╭─ INFORMATION

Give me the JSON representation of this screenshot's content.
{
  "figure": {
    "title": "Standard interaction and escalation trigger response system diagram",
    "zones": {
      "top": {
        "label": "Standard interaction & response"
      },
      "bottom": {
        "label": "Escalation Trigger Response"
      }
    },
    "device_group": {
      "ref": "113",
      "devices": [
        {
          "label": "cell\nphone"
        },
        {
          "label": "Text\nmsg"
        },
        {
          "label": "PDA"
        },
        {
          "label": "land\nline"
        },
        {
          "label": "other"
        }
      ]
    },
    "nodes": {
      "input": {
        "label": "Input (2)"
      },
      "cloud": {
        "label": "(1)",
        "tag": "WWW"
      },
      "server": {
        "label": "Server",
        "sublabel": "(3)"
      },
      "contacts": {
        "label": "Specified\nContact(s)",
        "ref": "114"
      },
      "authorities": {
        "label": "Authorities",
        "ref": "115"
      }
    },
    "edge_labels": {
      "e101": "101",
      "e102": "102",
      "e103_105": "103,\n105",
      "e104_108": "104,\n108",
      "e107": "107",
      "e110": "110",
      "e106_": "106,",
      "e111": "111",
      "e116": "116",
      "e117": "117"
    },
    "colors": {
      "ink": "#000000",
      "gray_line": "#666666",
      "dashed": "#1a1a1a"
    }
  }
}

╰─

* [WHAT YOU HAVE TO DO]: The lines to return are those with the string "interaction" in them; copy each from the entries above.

* [SOLUTION FOR THIS PROBLEM]:
    "title": "Standard interaction and escalation trigger response system diagram",
        "label": "Standard interaction & response"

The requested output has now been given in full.